For common man , the final product cost anyway will continue on the upward trend
The article ends with "70 percent agreed that "sourcing in China is more costly than it looks on paper." The easiest way to find the actual or total cost is to use the free Total Cost of Ownership Estimator(TM) at www.reshorenow.org.
@Steve: I agree with you. The Mexico factor will play an important role in determining where the production actually lands. On paper, Mexico with comparatively cheaper labor and less strict laws seems to be a better option.
It's great to see some real numbers stating the onshoring movement is under place. With rising costs of labor overseas and the continued rise in fuel prices, many companies would be better off with returning to the states.
It's good to see some actual data on the subject, to support what many of us have been seeing over the last couple of years.
Two things surprised me though. Firstly, that labor costs were the #1 reason, when I think much of it is based on ease of doing business, and the fact that length of the supply change reduces flexibility. When a downturn hits, companies have 6 weeks of inventory on ships, and can't cut back quickly.
Secondly, there's no mention of Mexico production. Many companies are already located across the border, including Foxconn. They get the advantages of onshoring, but also benefit from lower labor costs and preferential government policies. So my guess is, a significant poriton of the production mentioned in BCG's article will actually go to Mexico.
EBN Dialogue enables and encourages you to participate in live chats with notable leaders and luminaries. Not only editors and journalists, but the entire EBN community is able to comment and ask questions. Listed below are upcoming and archived chats.
Thailand Stages a Comeback Join EBN contributor Jennifer Baljko on Thursday August 23, 2012, at 11:00 a.m. EST for a live chat on how electronic manufacturers in Thailand have shored up their supply chain to reduce the impact of future natural disasters.
Microsoft Surface: Potential Winners & Losers What are the implications for the electronics industry supply chain of Microsoft Corp.'s decision to launch its own tablet PC? Join industry veteran and EE Times' systems and OEM expert Rick Merritt on Tuesday, July 3, at 12:00 pm EDT for a Live Chat on this subject.
Join EBN contributor Jennifer Baljko on Thursday August 23, 2012, at 11:00 a.m. EST for a live chat on how electronic manufacturers in Thailand have shored up their supply chain to reduce the impact of future natural disasters.
Peter Drucker famously said "Trying to predict the future is like trying to drive down a country road at night with no lights while looking out the back window." Yet in the razor's-edge world of electronics—with a lean supply chain and just-in-time demands—the need to know the future is vital.
While no one really can accurately predict the future, we can take guidance from another Drucker saying which is the best way to predict the future is to create it.
You've heard the saying "the No. 1 supply chain risk is your people." That hasn't always been the case.
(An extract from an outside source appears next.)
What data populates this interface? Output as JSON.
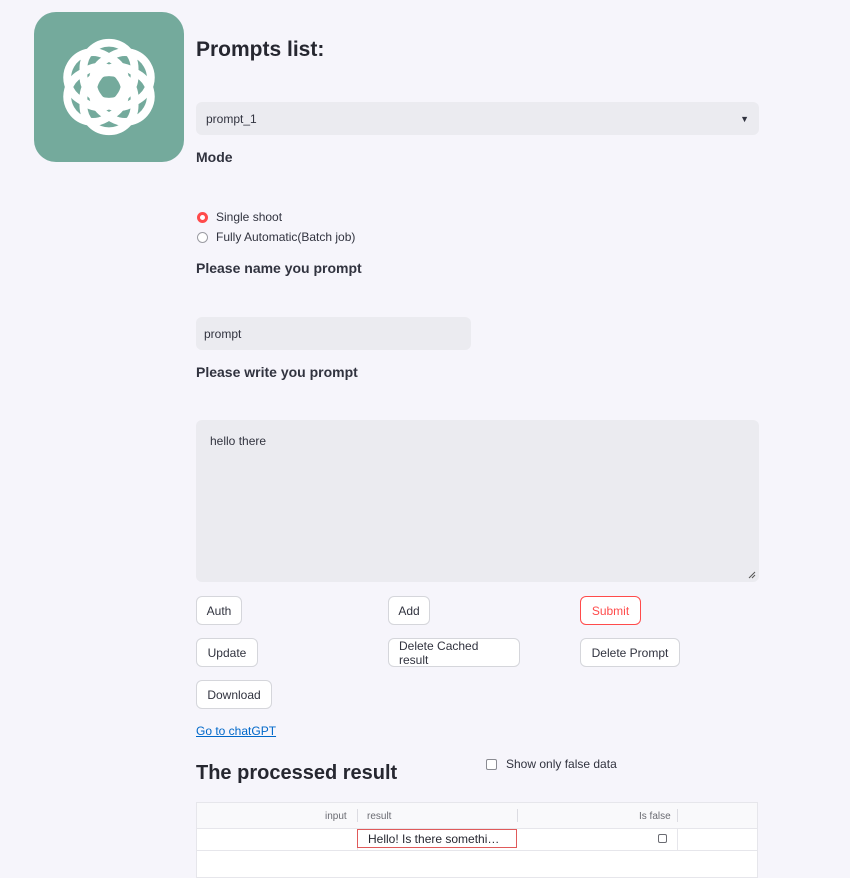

But today's complex global supply chain requires a new type of multitalented employee. It's one who understands, finance, marketing, economics, is savvy with technology, graceful with relationships and can think analytically.
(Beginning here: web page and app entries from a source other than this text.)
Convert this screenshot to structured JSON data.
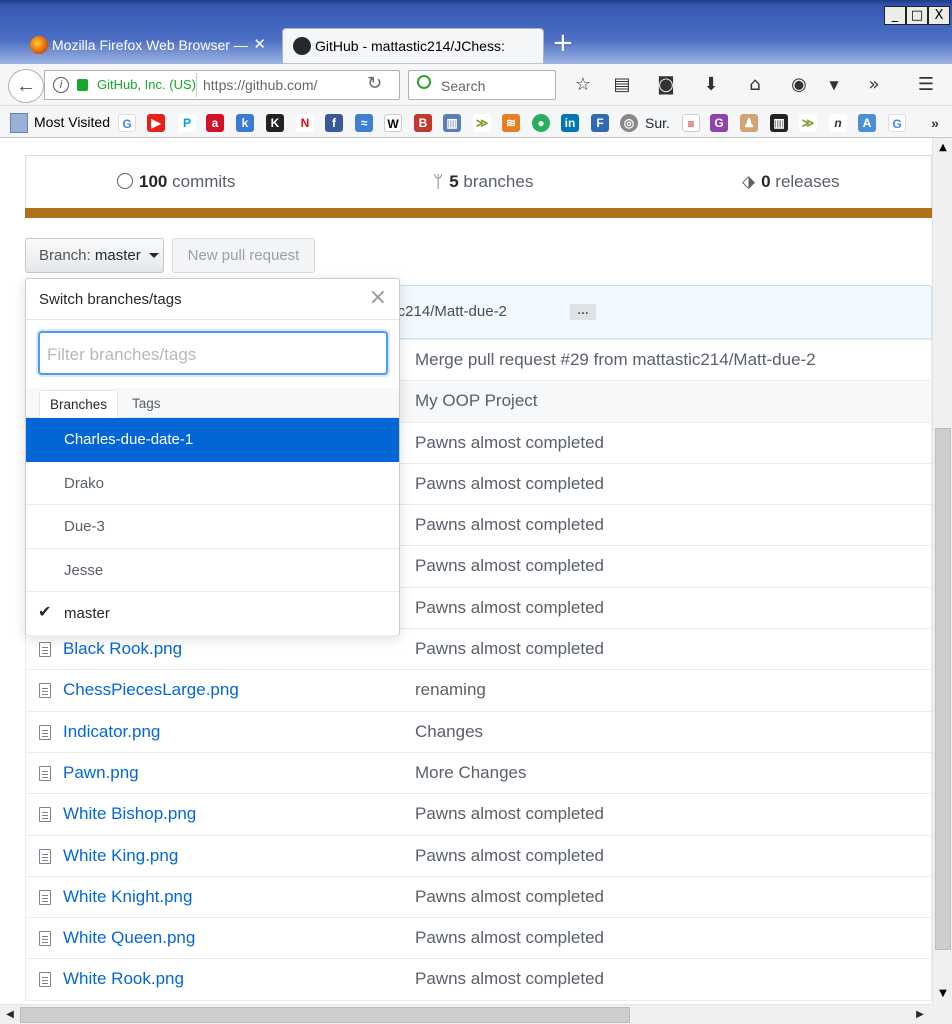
{
  "browser": {
    "tabs": [
      {
        "title": "Mozilla Firefox Web Browser — ",
        "close": "✕"
      },
      {
        "title": "GitHub - mattastic214/JChess: ",
        "close": ""
      }
    ],
    "new_tab": "+",
    "identity": "GitHub, Inc. (US)",
    "url": "https://github.com/",
    "search_placeholder": "Search",
    "bookmarks_most_visited": "Most Visited",
    "bookmark_sur": "Sur.",
    "window_buttons": [
      "_",
      "□",
      "X"
    ],
    "overflow": "»"
  },
  "repo": {
    "commits_count": "100",
    "commits_label": "commits",
    "branches_count": "5",
    "branches_label": "branches",
    "releases_count": "0",
    "releases_label": "releases",
    "language_color": "#b07219"
  },
  "actions": {
    "branch_prefix": "Branch:",
    "branch_name": "master",
    "new_pr": "New pull request"
  },
  "commit_tease": {
    "text": "ttastic214/Matt-due-2",
    "ellipsis": "…"
  },
  "dropdown": {
    "title": "Switch branches/tags",
    "close": "×",
    "filter_placeholder": "Filter branches/tags",
    "tab_branches": "Branches",
    "tab_tags": "Tags",
    "branches": [
      {
        "name": "Charles-due-date-1"
      },
      {
        "name": "Drako"
      },
      {
        "name": "Due-3"
      },
      {
        "name": "Jesse"
      },
      {
        "name": "master"
      }
    ],
    "check": "✔"
  },
  "files": [
    {
      "name": "",
      "message": "Merge pull request #29 from mattastic214/Matt-due-2"
    },
    {
      "name": "",
      "message": "My OOP Project"
    },
    {
      "name": "",
      "message": "Pawns almost completed"
    },
    {
      "name": "",
      "message": "Pawns almost completed"
    },
    {
      "name": "",
      "message": "Pawns almost completed"
    },
    {
      "name": "",
      "message": "Pawns almost completed"
    },
    {
      "name": "",
      "message": "Pawns almost completed"
    },
    {
      "name": "Black Rook.png",
      "message": "Pawns almost completed"
    },
    {
      "name": "ChessPiecesLarge.png",
      "message": "renaming"
    },
    {
      "name": "Indicator.png",
      "message": "Changes"
    },
    {
      "name": "Pawn.png",
      "message": "More Changes"
    },
    {
      "name": "White Bishop.png",
      "message": "Pawns almost completed"
    },
    {
      "name": "White King.png",
      "message": "Pawns almost completed"
    },
    {
      "name": "White Knight.png",
      "message": "Pawns almost completed"
    },
    {
      "name": "White Queen.png",
      "message": "Pawns almost completed"
    },
    {
      "name": "White Rook.png",
      "message": "Pawns almost completed"
    }
  ]
}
Where are these people? Are universities properly preparing the next generation supply chain professionals? How do train your existing workforce for these new, demanding positions?
Brian Fuller, editor-in-chief of EBN, will lead a 60-minute Avnet Velocity panel discussion that will ask and answer these and other questions swirling around today's supply-chain talent challenges.